The second big problem for the Soul Narrative is the problem of minds without brains.  As Cave indicates, we can recognize this problem from our common experience.  We can also recognize it more precisely from our modern knowledge of the brain and neuroscience.

By common experience, we know that we can lose consciousness from physical injury, and we know that we can alter consciousness from the effects of drugs (such as alcohol).  Thus it seems that our conscious minds are so dependent on our healthy bodily functioning that our minds could not survive bodily death.

Modern neuroscience reinforces this common experience by explaining how specific kinds of injuries or malfunctioning of the brain can cause loss or disturbance of mental activity, which thus casts doubt on the doctrine of the soul as immaterial.  Cave observes: "The crux of the challenge is this: those who believe that the soul could preserve these abilities after the total destruction of the brain in death must explain why the soul cannot preserve these abilities when only a small portion of the brain is destroyed" (186).  For example, "if blind people have a soul that can see, why are they blind?"
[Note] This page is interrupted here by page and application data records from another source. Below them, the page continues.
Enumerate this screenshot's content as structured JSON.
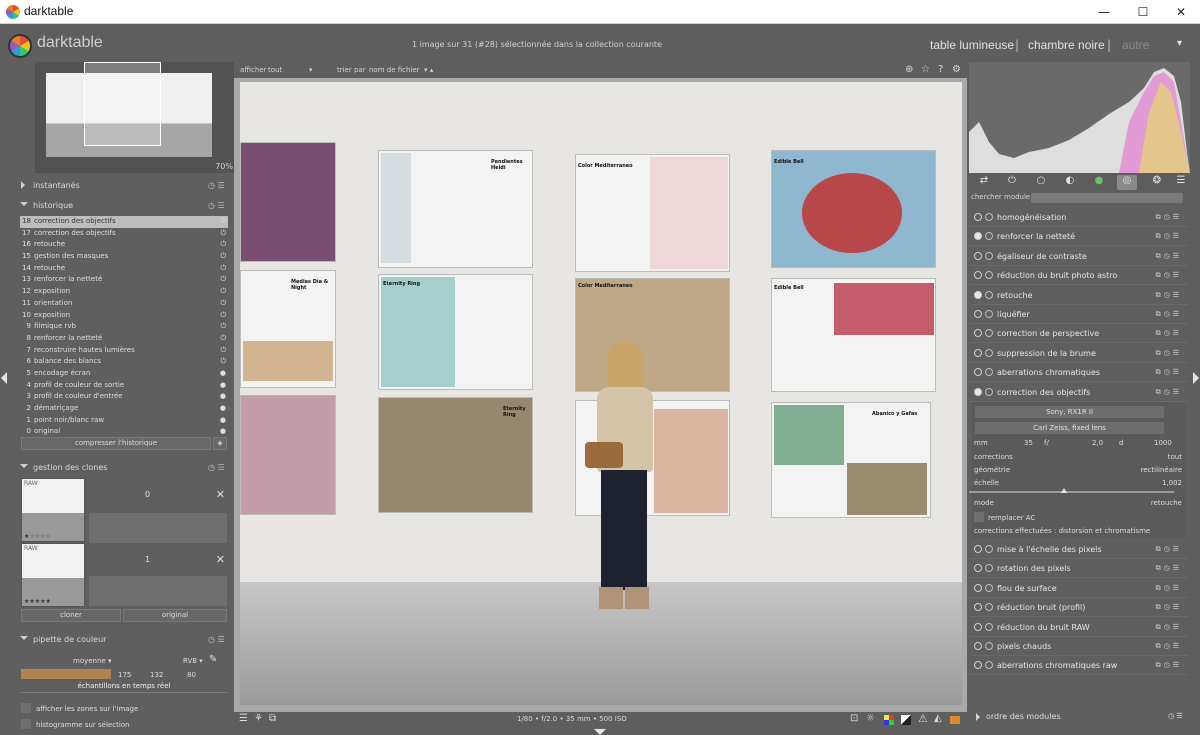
{
  "window": {
    "title": "darktable",
    "controls": {
      "minimize": "—",
      "maximize": "☐",
      "close": "✕"
    }
  },
  "header": {
    "app_name": "darktable",
    "status": "1 image sur 31 (#28) sélectionnée dans la collection courante",
    "views": [
      "table lumineuse",
      "chambre noire",
      "autre"
    ],
    "separator": "|",
    "more": "▾"
  },
  "left": {
    "navigation": {
      "zoom": "70%"
    },
    "snapshots": {
      "label": "instantanés",
      "icons": "◷ ☰"
    },
    "history": {
      "label": "historique",
      "icons": "◷ ☰",
      "items": [
        {
          "num": "18",
          "label": "correction des objectifs",
          "selected": true
        },
        {
          "num": "17",
          "label": "correction des objectifs"
        },
        {
          "num": "16",
          "label": "retouche"
        },
        {
          "num": "15",
          "label": "gestion des masques"
        },
        {
          "num": "14",
          "label": "retouche"
        },
        {
          "num": "13",
          "label": "renforcer la netteté"
        },
        {
          "num": "12",
          "label": "exposition"
        },
        {
          "num": "11",
          "label": "orientation"
        },
        {
          "num": "10",
          "label": "exposition"
        },
        {
          "num": "9",
          "label": "filmique rvb"
        },
        {
          "num": "8",
          "label": "renforcer la netteté"
        },
        {
          "num": "7",
          "label": "reconstruire hautes lumières"
        },
        {
          "num": "6",
          "label": "balance des blancs"
        },
        {
          "num": "5",
          "label": "encodage écran"
        },
        {
          "num": "4",
          "label": "profil de couleur de sortie"
        },
        {
          "num": "3",
          "label": "profil de couleur d'entrée"
        },
        {
          "num": "2",
          "label": "dématriçage"
        },
        {
          "num": "1",
          "label": "point noir/blanc raw"
        },
        {
          "num": "0",
          "label": "original"
        }
      ],
      "compress_button": "compresser l'historique"
    },
    "clones": {
      "label": "gestion des clones",
      "items": [
        {
          "label": "0",
          "stars": "★☆☆☆☆"
        },
        {
          "label": "1",
          "stars": "★★★★★"
        }
      ],
      "thumb_tag": "RAW",
      "reject": "✕",
      "clone_button": "cloner",
      "original_button": "original"
    },
    "picker": {
      "label": "pipette de couleur",
      "mode": "moyenne",
      "space": "RVB",
      "values": [
        "175",
        "132",
        "80"
      ],
      "swatch_color": "#af8450",
      "live_samples": "échantillons en temps réel",
      "show_zones": "afficher les zones sur l'image",
      "selection_histogram": "histogramme sur sélection"
    }
  },
  "filter": {
    "show_label": "afficher",
    "show_value": "tout",
    "sort_label": "trier par",
    "sort_value": "nom de fichier"
  },
  "photo": {
    "poster_titles": [
      "Pendientes Heidi",
      "Color Mediterraneo",
      "Edible Bell",
      "Medias Día & Night",
      "Eternity Ring",
      "Color Mediterraneo",
      "Edible Bell",
      "Eternity Ring",
      "Abanico y Gafas"
    ]
  },
  "bottom": {
    "exif": "1/80 • f/2.0 • 35 mm • 500 ISO"
  },
  "right": {
    "search_placeholder": "chercher module",
    "modules": [
      {
        "label": "homogénéisation",
        "on": false
      },
      {
        "label": "renforcer la netteté",
        "on": true
      },
      {
        "label": "égaliseur de contraste",
        "on": false
      },
      {
        "label": "réduction du bruit photo astro",
        "on": false
      },
      {
        "label": "retouche",
        "on": true
      },
      {
        "label": "liquéfier",
        "on": false
      },
      {
        "label": "correction de perspective",
        "on": false
      },
      {
        "label": "suppression de la brume",
        "on": false
      },
      {
        "label": "aberrations chromatiques",
        "on": false
      },
      {
        "label": "correction des objectifs",
        "on": true
      }
    ],
    "lens": {
      "camera": "Sony, RX1R II",
      "lens": "Carl Zeiss, fixed lens",
      "params": {
        "mm_label": "mm",
        "mm_value": "35",
        "f_label": "f/",
        "f_value": "2,0",
        "d_label": "d",
        "d_value": "1000"
      },
      "corrections_label": "corrections",
      "corrections_value": "tout",
      "geometry_label": "géométrie",
      "geometry_value": "rectilinéaire",
      "scale_label": "échelle",
      "scale_value": "1,002",
      "mode_label": "mode",
      "mode_value": "retouche",
      "replace_ac": "remplacer AC",
      "effective": "corrections effectuées : distorsion et chromatisme"
    },
    "modules_after": [
      {
        "label": "mise à l'échelle des pixels",
        "on": false
      },
      {
        "label": "rotation des pixels",
        "on": false
      },
      {
        "label": "flou de surface",
        "on": false
      },
      {
        "label": "réduction bruit (profil)",
        "on": false
      },
      {
        "label": "réduction du bruit RAW",
        "on": false
      },
      {
        "label": "pixels chauds",
        "on": false
      },
      {
        "label": "aberrations chromatiques raw",
        "on": false
      }
    ],
    "module_order": "ordre des modules"
  }
}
The most common objection to this kind of reasoning is that the emergence of mind in the brain is fundamentally mysterious, because the subjective experience of self-conscious awareness is not objectively observable.  I have direct access to my subjective mental experience but not to yours.  With the help of neuroscience and neuroimaging, I might observe the neural activity of your brain.  But I will never directly observe your subjective mental experience--what you are thinking, feeling, desiring, or remembering right now.  Consequently, it is great mystery to explain how matter can think.  And this leads some people to conclude that thinking is essentially immaterial and thus not completely dependent on the brain.
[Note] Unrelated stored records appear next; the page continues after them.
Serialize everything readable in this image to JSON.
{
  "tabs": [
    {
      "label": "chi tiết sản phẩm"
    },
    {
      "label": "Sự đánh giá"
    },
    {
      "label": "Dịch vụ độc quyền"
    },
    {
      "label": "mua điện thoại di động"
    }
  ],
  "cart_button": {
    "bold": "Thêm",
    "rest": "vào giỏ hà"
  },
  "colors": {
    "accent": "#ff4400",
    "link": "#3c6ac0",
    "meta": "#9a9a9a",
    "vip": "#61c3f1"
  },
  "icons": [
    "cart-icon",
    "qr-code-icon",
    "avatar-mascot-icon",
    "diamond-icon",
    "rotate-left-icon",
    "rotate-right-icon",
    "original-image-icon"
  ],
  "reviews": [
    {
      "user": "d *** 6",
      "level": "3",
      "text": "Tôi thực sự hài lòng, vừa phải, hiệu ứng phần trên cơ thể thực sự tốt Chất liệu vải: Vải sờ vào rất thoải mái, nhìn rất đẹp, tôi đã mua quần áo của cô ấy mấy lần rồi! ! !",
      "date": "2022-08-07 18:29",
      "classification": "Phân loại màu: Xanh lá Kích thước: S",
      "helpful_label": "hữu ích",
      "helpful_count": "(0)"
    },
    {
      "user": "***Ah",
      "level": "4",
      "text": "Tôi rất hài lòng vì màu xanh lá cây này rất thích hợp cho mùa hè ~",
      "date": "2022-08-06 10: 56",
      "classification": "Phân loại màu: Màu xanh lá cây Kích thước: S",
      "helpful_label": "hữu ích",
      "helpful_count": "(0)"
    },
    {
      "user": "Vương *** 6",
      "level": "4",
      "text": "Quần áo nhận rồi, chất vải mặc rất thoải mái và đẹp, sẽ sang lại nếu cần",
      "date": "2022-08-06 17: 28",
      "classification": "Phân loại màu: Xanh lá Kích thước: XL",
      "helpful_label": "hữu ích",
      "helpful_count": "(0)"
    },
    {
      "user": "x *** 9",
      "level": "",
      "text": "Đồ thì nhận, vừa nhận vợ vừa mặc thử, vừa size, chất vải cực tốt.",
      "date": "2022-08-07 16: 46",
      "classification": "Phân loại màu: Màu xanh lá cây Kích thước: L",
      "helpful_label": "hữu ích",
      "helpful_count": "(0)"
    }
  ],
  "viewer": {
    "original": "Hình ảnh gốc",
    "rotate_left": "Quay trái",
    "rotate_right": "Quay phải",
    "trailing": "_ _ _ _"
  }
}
As Cave suggests, the proper response to this objection is to say while a brain producing a mind is mysterious, an immaterial soul moving a material brain is even more mysterious.  And an immaterial soul producing all of our mental activity without any bodily support is utterly baffling.

If the Soul Narrative is just as dubious as the Staying Alive Narrative and the Resurrection Narrative, then we might wonder whether the only way to achieve immortality is to live on in the minds or bodies of our posterity--the Legacy Narrative.

To be continued . . .

Some of the points in this post have been elaborated in other posts here, here, here, here, here, here, and here,.

2 comments:

Alexander Gieg said...

"And yet, if each reincarnation is to provide reward or punishment for how each soul has lived its previous life (...)"

That's an incorrect take on Buddhism. Buddhism doesn't have souls, it have some more or less non-material (according the modern concept of matter) substrates that compose a person but those aren't a soul, they're more like matter too: bits of action, pieces of memories etc. When the person dies those elements disaggregate and the individual dies. Completely.

However the material and semi-material pieces continue being recycled into other people, and thus it might happen that someone (or more than one person) will inherit part of your decomposed body matter, another(s) will inherit parts of your decomposed memory, another(s) parts of your actions etc. But those people aren't you in any essential way.

Thus it isn't you who are rewarded or punished. In fact these concepts don't make sense in Buddhism. What happens is only that what you started continues having consequences, and these carry on, and carry on, and carry on. Hence the need to make sure such consequences are good ones: so that they benefit other beings. For you yourself won't be around to see any of it.

There are some additional subtleties, but the above has the gist of it.

PS.: Your original description is more or less valid of Hinduism though.

Gene Callahan said...

"And what exactly will my soul in the afterlife do for eternity? Augustine says that the souls in Heaven will contemplate God. Won't they eventually grow tired of this beatific vision?"

Eternity is not a long, long period of time!